(Data supplied begins)
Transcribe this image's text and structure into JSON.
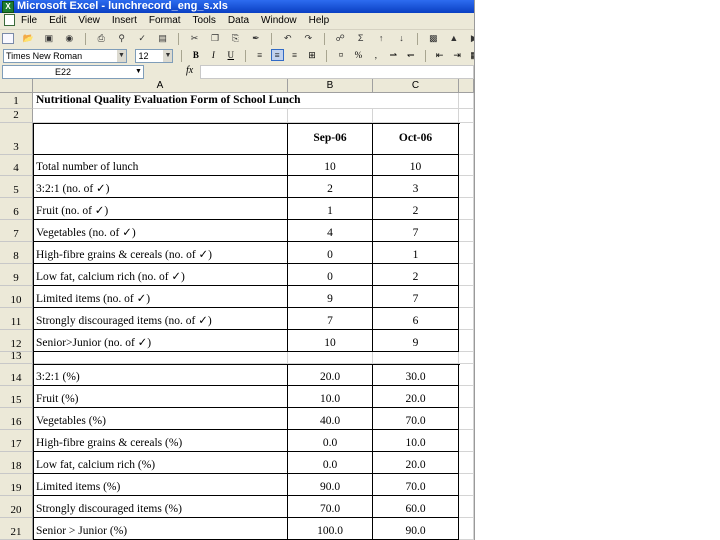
{
  "window": {
    "title": "Microsoft Excel - lunchrecord_eng_s.xls"
  },
  "menu": [
    "File",
    "Edit",
    "View",
    "Insert",
    "Format",
    "Tools",
    "Data",
    "Window",
    "Help"
  ],
  "format_toolbar": {
    "font": "Times New Roman",
    "size": "12",
    "bold": "B",
    "italic": "I",
    "underline": "U",
    "percent": "%"
  },
  "formula_bar": {
    "name_box": "E22",
    "fx": "fx",
    "value": ""
  },
  "columns": [
    "A",
    "B",
    "C"
  ],
  "sheet": {
    "title": "Nutritional Quality Evaluation Form of School Lunch",
    "months": [
      "Sep-06",
      "Oct-06"
    ],
    "rows": [
      {
        "n": "1"
      },
      {
        "n": "2"
      },
      {
        "n": "3"
      },
      {
        "n": "4",
        "label": "Total number of lunch",
        "b": "10",
        "c": "10"
      },
      {
        "n": "5",
        "label": "3:2:1 (no. of ✓)",
        "b": "2",
        "c": "3"
      },
      {
        "n": "6",
        "label": "Fruit (no. of ✓)",
        "b": "1",
        "c": "2"
      },
      {
        "n": "7",
        "label": "Vegetables (no. of ✓)",
        "b": "4",
        "c": "7"
      },
      {
        "n": "8",
        "label": "High-fibre grains & cereals (no. of ✓)",
        "b": "0",
        "c": "1"
      },
      {
        "n": "9",
        "label": "Low fat, calcium rich (no. of ✓)",
        "b": "0",
        "c": "2"
      },
      {
        "n": "10",
        "label": "Limited items (no. of ✓)",
        "b": "9",
        "c": "7"
      },
      {
        "n": "11",
        "label": "Strongly discouraged items (no. of ✓)",
        "b": "7",
        "c": "6"
      },
      {
        "n": "12",
        "label": "Senior>Junior (no. of ✓)",
        "b": "10",
        "c": "9"
      },
      {
        "n": "13"
      },
      {
        "n": "14",
        "label": "3:2:1 (%)",
        "b": "20.0",
        "c": "30.0"
      },
      {
        "n": "15",
        "label": "Fruit (%)",
        "b": "10.0",
        "c": "20.0"
      },
      {
        "n": "16",
        "label": "Vegetables  (%)",
        "b": "40.0",
        "c": "70.0"
      },
      {
        "n": "17",
        "label": "High-fibre grains & cereals (%)",
        "b": "0.0",
        "c": "10.0"
      },
      {
        "n": "18",
        "label": "Low fat, calcium rich (%)",
        "b": "0.0",
        "c": "20.0"
      },
      {
        "n": "19",
        "label": "Limited items (%)",
        "b": "90.0",
        "c": "70.0"
      },
      {
        "n": "20",
        "label": "Strongly discouraged items (%)",
        "b": "70.0",
        "c": "60.0"
      },
      {
        "n": "21",
        "label": "Senior > Junior (%)",
        "b": "100.0",
        "c": "90.0"
      }
    ]
  }
}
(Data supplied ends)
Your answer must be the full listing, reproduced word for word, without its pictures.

Transcribe this image's text and structure into JSON.
{
  "window": {
    "title": "Microsoft Excel - lunchrecord_eng_s.xls"
  },
  "menu": [
    "File",
    "Edit",
    "View",
    "Insert",
    "Format",
    "Tools",
    "Data",
    "Window",
    "Help"
  ],
  "format_toolbar": {
    "font": "Times New Roman",
    "size": "12",
    "bold": "B",
    "italic": "I",
    "underline": "U",
    "percent": "%"
  },
  "formula_bar": {
    "name_box": "E22",
    "fx": "fx",
    "value": ""
  },
  "columns": [
    "A",
    "B",
    "C"
  ],
  "sheet": {
    "title": "Nutritional Quality Evaluation Form of School Lunch",
    "months": [
      "Sep-06",
      "Oct-06"
    ],
    "rows": [
      {
        "n": "1"
      },
      {
        "n": "2"
      },
      {
        "n": "3"
      },
      {
        "n": "4",
        "label": "Total number of lunch",
        "b": "10",
        "c": "10"
      },
      {
        "n": "5",
        "label": "3:2:1 (no. of ✓)",
        "b": "2",
        "c": "3"
      },
      {
        "n": "6",
        "label": "Fruit (no. of ✓)",
        "b": "1",
        "c": "2"
      },
      {
        "n": "7",
        "label": "Vegetables (no. of ✓)",
        "b": "4",
        "c": "7"
      },
      {
        "n": "8",
        "label": "High-fibre grains & cereals (no. of ✓)",
        "b": "0",
        "c": "1"
      },
      {
        "n": "9",
        "label": "Low fat, calcium rich (no. of ✓)",
        "b": "0",
        "c": "2"
      },
      {
        "n": "10",
        "label": "Limited items (no. of ✓)",
        "b": "9",
        "c": "7"
      },
      {
        "n": "11",
        "label": "Strongly discouraged items (no. of ✓)",
        "b": "7",
        "c": "6"
      },
      {
        "n": "12",
        "label": "Senior>Junior (no. of ✓)",
        "b": "10",
        "c": "9"
      },
      {
        "n": "13"
      },
      {
        "n": "14",
        "label": "3:2:1 (%)",
        "b": "20.0",
        "c": "30.0"
      },
      {
        "n": "15",
        "label": "Fruit (%)",
        "b": "10.0",
        "c": "20.0"
      },
      {
        "n": "16",
        "label": "Vegetables  (%)",
        "b": "40.0",
        "c": "70.0"
      },
      {
        "n": "17",
        "label": "High-fibre grains & cereals (%)",
        "b": "0.0",
        "c": "10.0"
      },
      {
        "n": "18",
        "label": "Low fat, calcium rich (%)",
        "b": "0.0",
        "c": "20.0"
      },
      {
        "n": "19",
        "label": "Limited items (%)",
        "b": "90.0",
        "c": "70.0"
      },
      {
        "n": "20",
        "label": "Strongly discouraged items (%)",
        "b": "70.0",
        "c": "60.0"
      },
      {
        "n": "21",
        "label": "Senior > Junior (%)",
        "b": "100.0",
        "c": "90.0"
      }
    ]
  }
}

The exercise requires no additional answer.